A letter published last week over my signature had been amended effectively to mute a point you made in a prior column which I was trying to reiterate: that the privilege to receive advanced formal education and good dental care does not entitle a man to get above his raisin’. Perhaps you considered my method inappropriate; or too nuanced; or (and this is doubtful) perhaps you missed the point.

To refuse publication of a letter to the editor is the healthy exercise of a free press. But to change a letter and then attribute it to the writer by printing it over his signature is an abuse of that freedom. Please do not construe this as a declaration of war against Vevay Newspapers. My unalterable rule is to follow Mark Twain’s advice: “Never pick a fight with a man who buys his ink by the barrel.” Therefore, if I inadvertently have committed an act of war, please accept my immediate, unconditional surrender.

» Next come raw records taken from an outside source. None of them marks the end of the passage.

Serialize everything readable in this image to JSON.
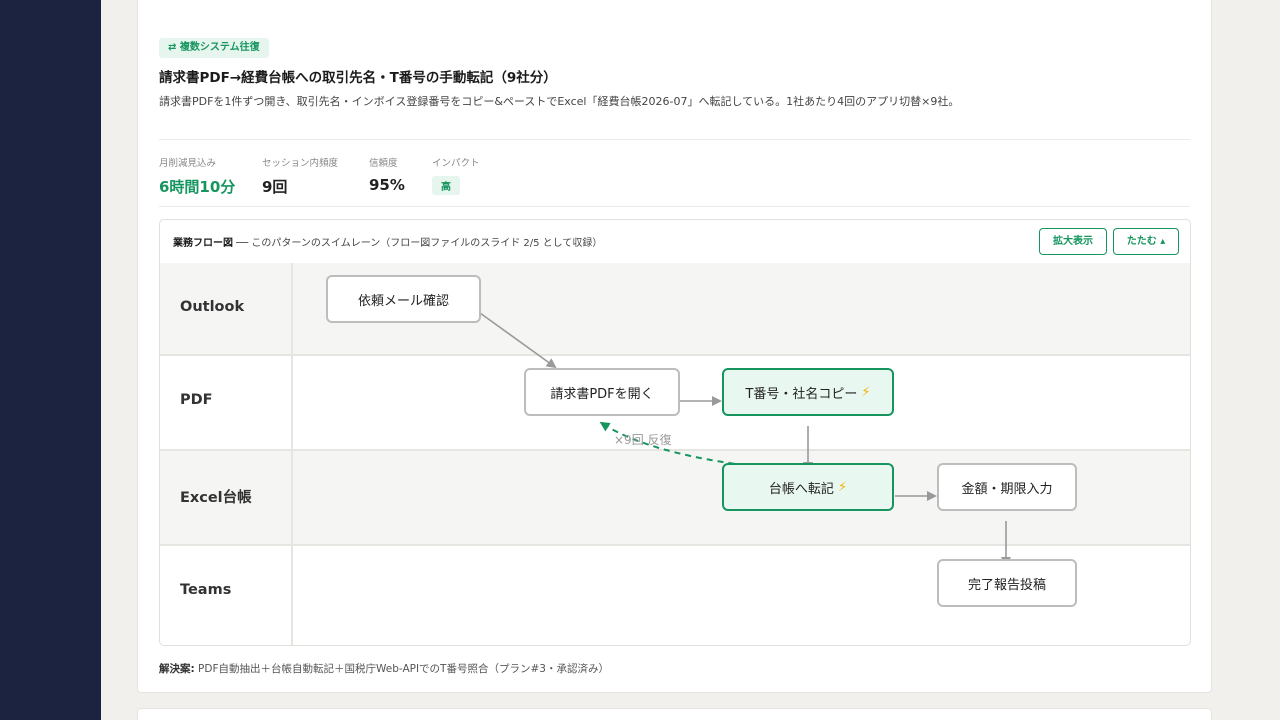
{
  "pattern": {
    "tag_icon": "⇄",
    "tag_label": "複数システム往復",
    "title": "請求書PDF→経費台帳への取引先名・T番号の手動転記（9社分）",
    "description": "請求書PDFを1件ずつ開き、取引先名・インボイス登録番号をコピー&ペーストでExcel「経費台帳2026-07」へ転記している。1社あたり4回のアプリ切替×9社。"
  },
  "metrics": [
    {
      "label": "月削減見込み",
      "value": "6時間10分"
    },
    {
      "label": "セッション内頻度",
      "value": "9回"
    },
    {
      "label": "信頼度",
      "value": "95%"
    },
    {
      "label": "インパクト",
      "value": "高"
    }
  ],
  "flow": {
    "title_bold": "業務フロー図",
    "title_rest": " ── このパターンのスイムレーン（フロー図ファイルのスライド 2/5 として収録）",
    "expand_button": "拡大表示",
    "collapse_button": "たたむ ▴",
    "lanes": [
      "Outlook",
      "PDF",
      "Excel台帳",
      "Teams"
    ],
    "nodes": {
      "n1": "依頼メール確認",
      "n2": "請求書PDFを開く",
      "n3": "T番号・社名コピー",
      "n4": "台帳へ転記",
      "n5": "金額・期限入力",
      "n6": "完了報告投稿"
    },
    "bolt": "⚡",
    "loop_label": "×9回 反復"
  },
  "solution": {
    "label": "解決案:",
    "text": " PDF自動抽出＋台帳自動転記＋国税庁Web-APIでのT番号照合（プラン#3・承認済み）"
  },
  "colors": {
    "accent": "#16955e",
    "sidebar": "#1c2340",
    "highlight_bg": "#e8f7f0",
    "bolt": "#f2b10a"
  }
}
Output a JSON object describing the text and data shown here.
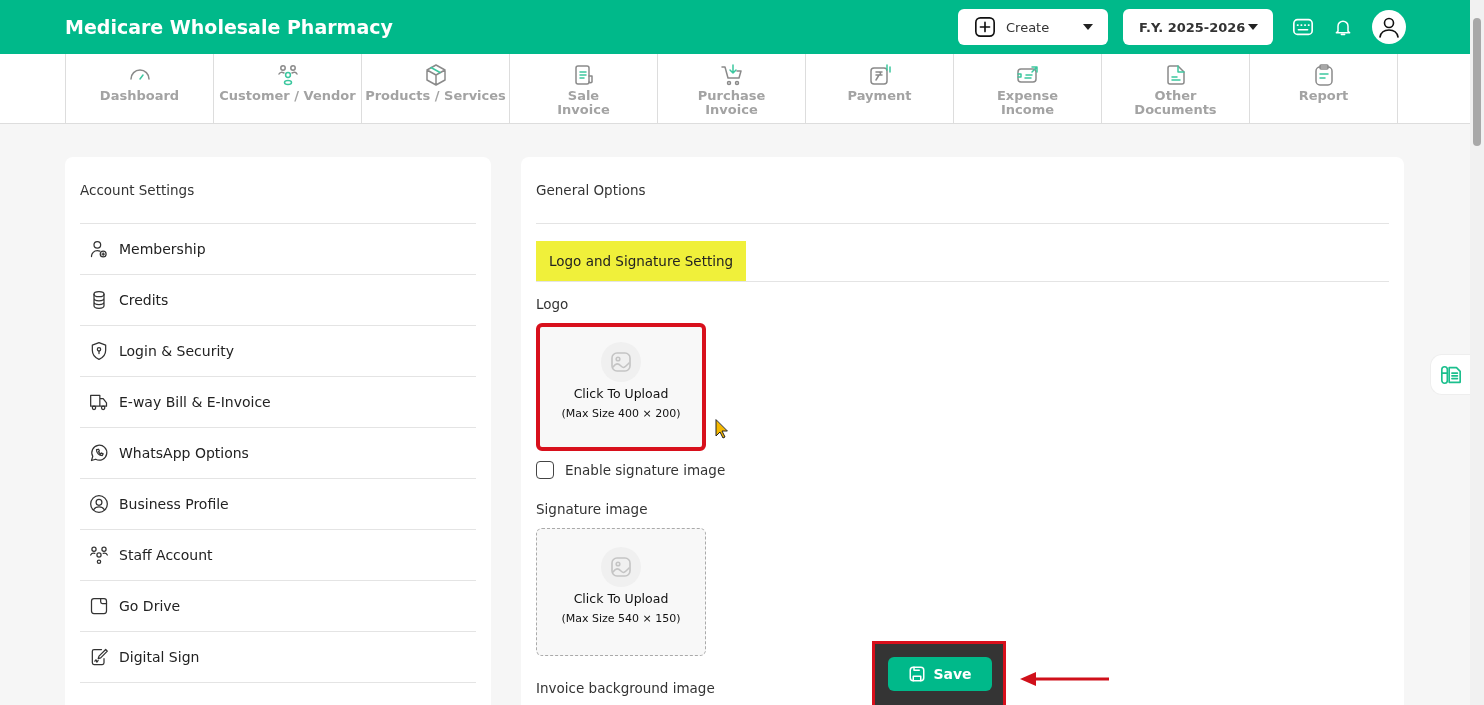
{
  "header": {
    "title": "Medicare Wholesale Pharmacy",
    "create_button": {
      "label": "Create"
    },
    "year_select": {
      "value": "F.Y. 2025-2026"
    }
  },
  "nav": [
    {
      "label": "Dashboard",
      "kind": "gauge"
    },
    {
      "label": "Customer / Vendor",
      "kind": "people"
    },
    {
      "label": "Products / Services",
      "kind": "box"
    },
    {
      "label": "Sale\nInvoice",
      "kind": "receipt"
    },
    {
      "label": "Purchase\nInvoice",
      "kind": "cart"
    },
    {
      "label": "Payment",
      "kind": "rupee"
    },
    {
      "label": "Expense\nIncome",
      "kind": "cash"
    },
    {
      "label": "Other\nDocuments",
      "kind": "document"
    },
    {
      "label": "Report",
      "kind": "clipboard"
    }
  ],
  "sidebar": {
    "title": "Account Settings",
    "items": [
      {
        "label": "Membership",
        "kind": "user-plus"
      },
      {
        "label": "Credits",
        "kind": "coins"
      },
      {
        "label": "Login & Security",
        "kind": "shield"
      },
      {
        "label": "E-way Bill & E-Invoice",
        "kind": "truck"
      },
      {
        "label": "WhatsApp Options",
        "kind": "chat"
      },
      {
        "label": "Business Profile",
        "kind": "user-circle"
      },
      {
        "label": "Staff Account",
        "kind": "people"
      },
      {
        "label": "Go Drive",
        "kind": "folder"
      },
      {
        "label": "Digital Sign",
        "kind": "sign"
      }
    ]
  },
  "main": {
    "title": "General Options",
    "section": {
      "label": "Logo and Signature Setting",
      "highlighted": true
    },
    "fields": [
      {
        "kind": "upload",
        "label": "Logo",
        "text": "Click To Upload",
        "hint": "(Max Size 400 × 200)",
        "highlighted": true,
        "dashed": false
      },
      {
        "kind": "checkbox",
        "label": "Enable signature image",
        "checked": false
      },
      {
        "kind": "upload",
        "label": "Signature image",
        "text": "Click To Upload",
        "hint": "(Max Size 540 × 150)",
        "highlighted": false,
        "dashed": true
      },
      {
        "kind": "label",
        "label": "Invoice background image"
      }
    ]
  },
  "save": {
    "label": "Save",
    "highlighted": true,
    "pointer_arrow": true
  }
}
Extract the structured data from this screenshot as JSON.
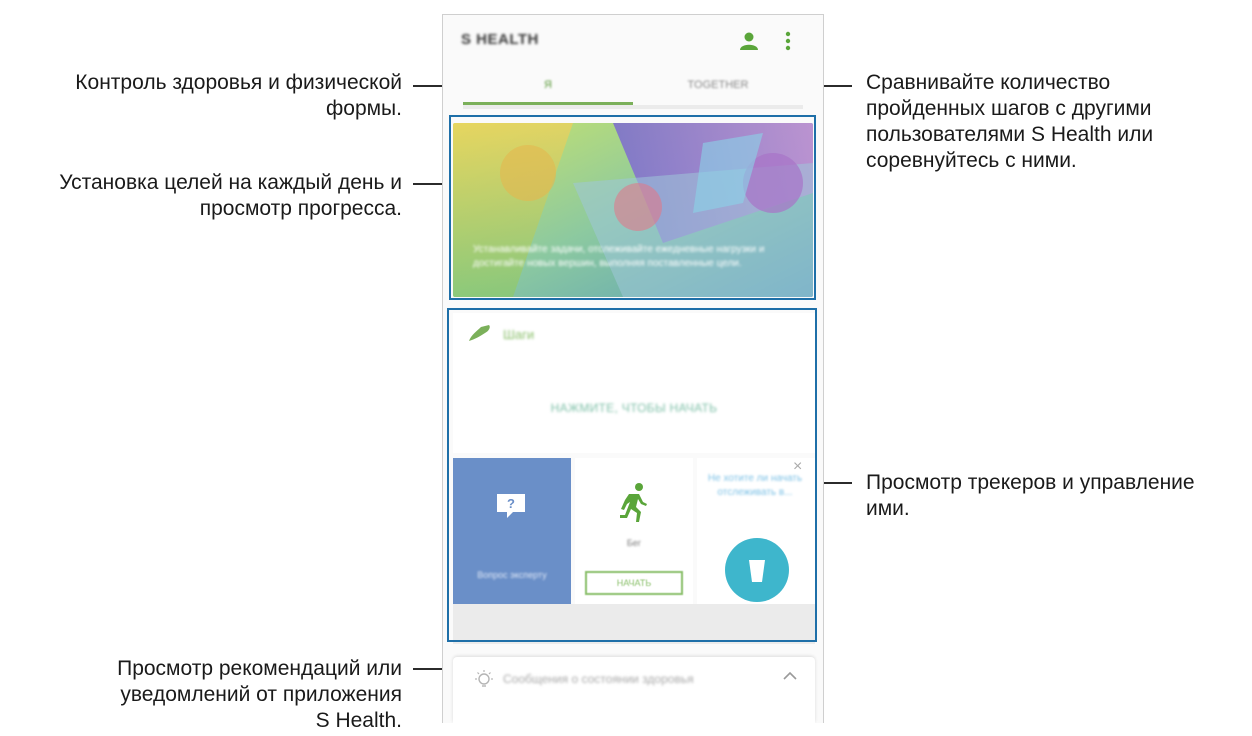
{
  "annotations": {
    "tabs_note": [
      "Контроль здоровья и физической",
      "формы."
    ],
    "goals_note": [
      "Установка целей на каждый день и",
      "просмотр прогресса."
    ],
    "together_note": [
      "Сравнивайте количество",
      "пройденных шагов с другими",
      "пользователями S Health или",
      "соревнуйтесь с ними."
    ],
    "trackers_note": [
      "Просмотр трекеров и управление",
      "ими."
    ],
    "tips_note": [
      "Просмотр рекомендаций или",
      "уведомлений от приложения",
      "S Health."
    ]
  },
  "app": {
    "title": "S HEALTH",
    "tabs": [
      {
        "label": "Я",
        "active": true
      },
      {
        "label": "TOGETHER",
        "active": false
      }
    ]
  },
  "banner": {
    "text": "Устанавливайте задачи, отслеживайте ежедневные нагрузки и достигайте новых вершин, выполняя поставленные цели."
  },
  "steps_card": {
    "title": "Шаги",
    "cta": "НАЖМИТЕ, ЧТОБЫ НАЧАТЬ"
  },
  "tiles": {
    "expert": {
      "label": "Вопрос эксперту",
      "icon": "question-bubble-icon"
    },
    "run": {
      "label": "Бег",
      "button": "НАЧАТЬ",
      "icon": "running-icon"
    },
    "water": {
      "text": "Не хотите ли начать отслеживать в...",
      "icon": "water-cup-icon",
      "close": "×"
    }
  },
  "bottom_bar": {
    "text": "Сообщения о состоянии здоровья",
    "icon": "lightbulb-icon"
  },
  "colors": {
    "accent_green": "#7bb05a",
    "frame_blue": "#1e6fa8",
    "expert_blue": "#6a8fc8",
    "water_teal": "#3eb6cc"
  }
}
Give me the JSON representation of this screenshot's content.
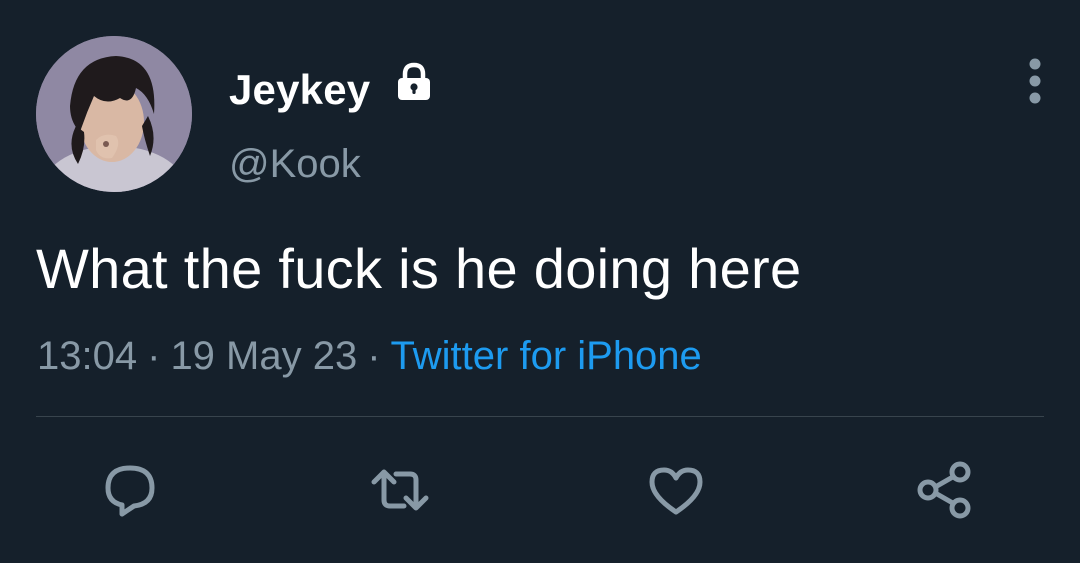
{
  "author": {
    "display_name": "Jeykey",
    "handle": "@Kook",
    "protected": true
  },
  "tweet": {
    "text": "What the fuck is he doing here",
    "time": "13:04",
    "separator": "·",
    "date": "19 May 23",
    "source": "Twitter for iPhone"
  },
  "icons": {
    "lock": "lock-icon",
    "more": "more-vertical-icon",
    "reply": "reply-icon",
    "retweet": "retweet-icon",
    "like": "like-heart-icon",
    "share": "share-icon"
  },
  "colors": {
    "background": "#15202b",
    "text_primary": "#ffffff",
    "text_secondary": "#8899a6",
    "link": "#1d9bf0",
    "divider": "#38444d"
  }
}
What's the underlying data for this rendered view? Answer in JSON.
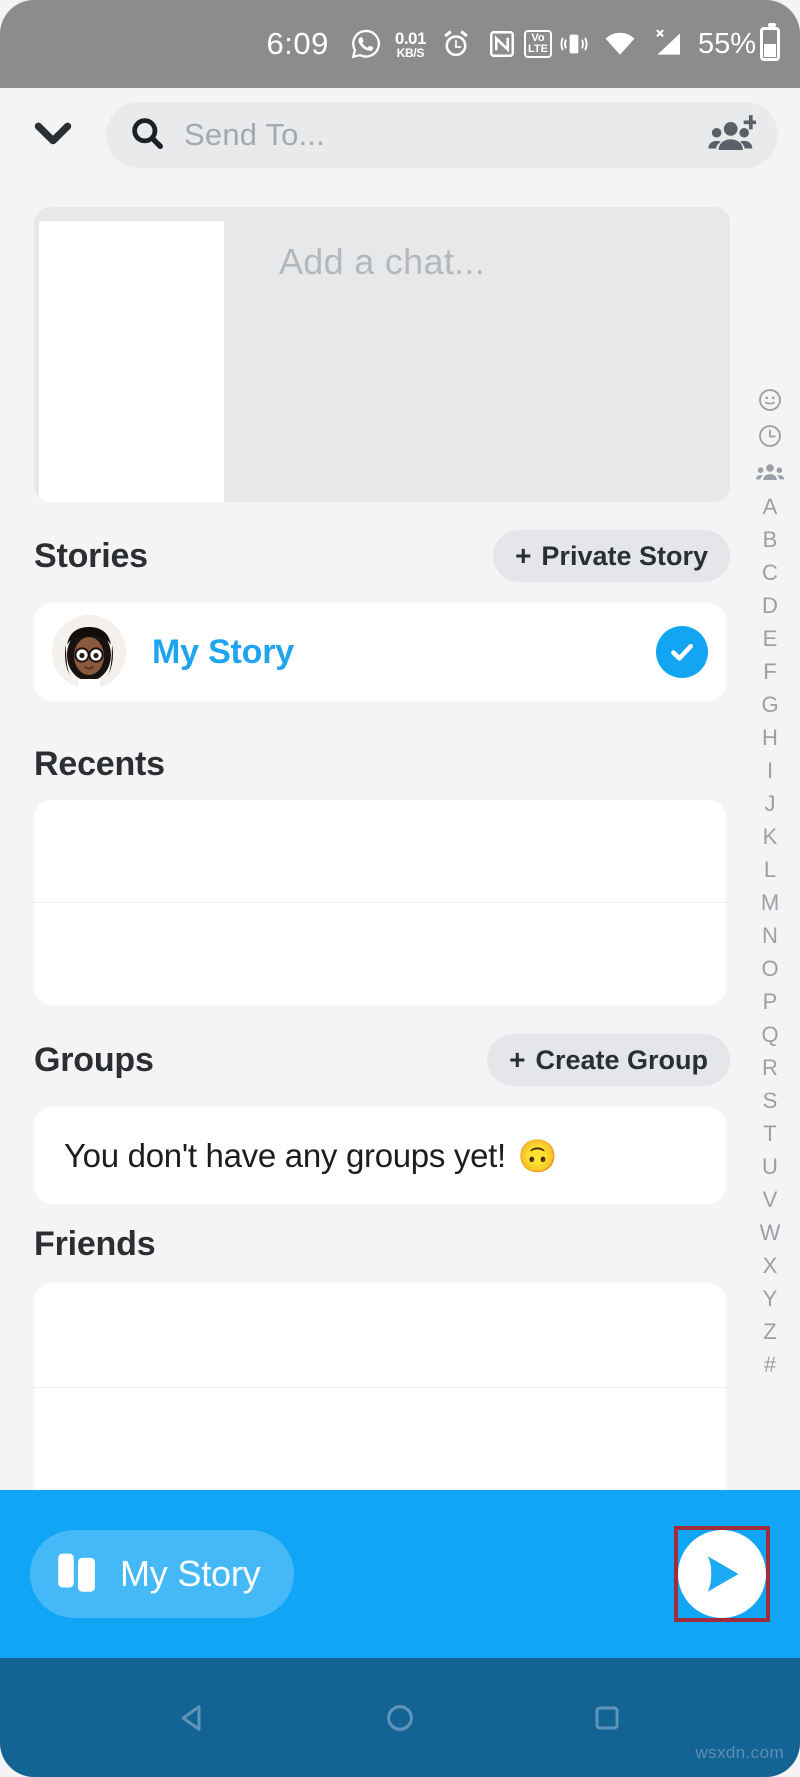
{
  "statusbar": {
    "time": "6:09",
    "whatsapp_icon": "whatsapp-icon",
    "netspeed_value": "0.01",
    "netspeed_unit": "KB/S",
    "alarm_icon": "alarm-clock-icon",
    "nfc_icon": "nfc-icon",
    "volte_top": "Vo",
    "volte_bottom": "LTE",
    "vibrate_icon": "vibrate-icon",
    "wifi_icon": "wifi-icon",
    "signal_icon": "signal-no-sim-icon",
    "battery_percent": "55%"
  },
  "header": {
    "collapse_icon": "chevron-down-icon",
    "search_icon": "search-icon",
    "search_placeholder": "Send To...",
    "search_value": "",
    "add_friends_icon": "add-friends-icon"
  },
  "chat_card": {
    "placeholder": "Add a chat..."
  },
  "sections": {
    "stories": {
      "title": "Stories",
      "action_plus": "+",
      "action_label": "Private Story"
    },
    "recents": {
      "title": "Recents"
    },
    "groups": {
      "title": "Groups",
      "action_plus": "+",
      "action_label": "Create Group",
      "empty_text": "You don't have any groups yet!",
      "empty_emoji": "🙃"
    },
    "friends": {
      "title": "Friends"
    }
  },
  "my_story_row": {
    "avatar_name": "bitmoji-avatar",
    "label": "My Story",
    "selected": true,
    "check_icon": "check-circle-icon"
  },
  "alpha_index": {
    "icons": [
      "emoji-smiley-icon",
      "clock-recent-icon",
      "groups-icon"
    ],
    "letters": [
      "A",
      "B",
      "C",
      "D",
      "E",
      "F",
      "G",
      "H",
      "I",
      "J",
      "K",
      "L",
      "M",
      "N",
      "O",
      "P",
      "Q",
      "R",
      "S",
      "T",
      "U",
      "V",
      "W",
      "X",
      "Y",
      "Z",
      "#"
    ]
  },
  "send_bar": {
    "story_chip_icon": "story-cards-icon",
    "story_chip_label": "My Story",
    "send_icon": "send-arrow-icon",
    "highlighted": true
  },
  "navbar": {
    "back_icon": "nav-back-icon",
    "home_icon": "nav-home-icon",
    "recents_icon": "nav-recents-icon"
  },
  "watermark": "wsxdn.com",
  "colors": {
    "accent_blue": "#11a6f5",
    "story_blue": "#1fa5f0",
    "check_blue": "#12a5f4",
    "statusbar_gray": "#8c8c8c",
    "page_bg": "#f4f4f4",
    "navbar_blue": "#136394",
    "highlight_red": "#a02c3c"
  }
}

My first reaction to the editing of my letter w as to cancel my subscription and ask that you send my unused subscription fee to the County Animal Shelter. But that would have been unfair. So, I decided to try again. Here is the original unaltered text of my letter:


As a citizen of this county, I encourage the Commissioners to dispense with further advice from this condescending fellow, “Bruce Frankel, PhD, AICP, Professor of Urban Planning, Ball State University.”


James F. Hillis

Dartmouth College, B.A., cum laude

University of Michigan Law School

J.D., Law Review, Order of the Coif

(For dental records, see Doc Findley)

Head o’ Plum Creek Holler



Jim Hillis

Plum Creek Vevay

Proud parent

To the Editor:

I just wanted to express how very proud I am of our Switzerland County varsity boys’ basketball team and their coaches for the sportsmanship they displayed at last Wednesday night’s game against Lawrenceburg. I have never in my life witnessed such bias by three officials. I want our boys to know that they had no control over the outcome of that game – it was decided before it ever began. It is hard to come out on top when it is eight against five.

I think that our boys carried themselves very well considering what they were up against and the way they were treated by the officials during the game. I strongly believe that game would not have fallen the same way in any other gym with any other referees. We know it and they know it.

Boys – you truly are a Class Act!

Proud Pacer mom.

                                               Mickie Furnish

Near Vevay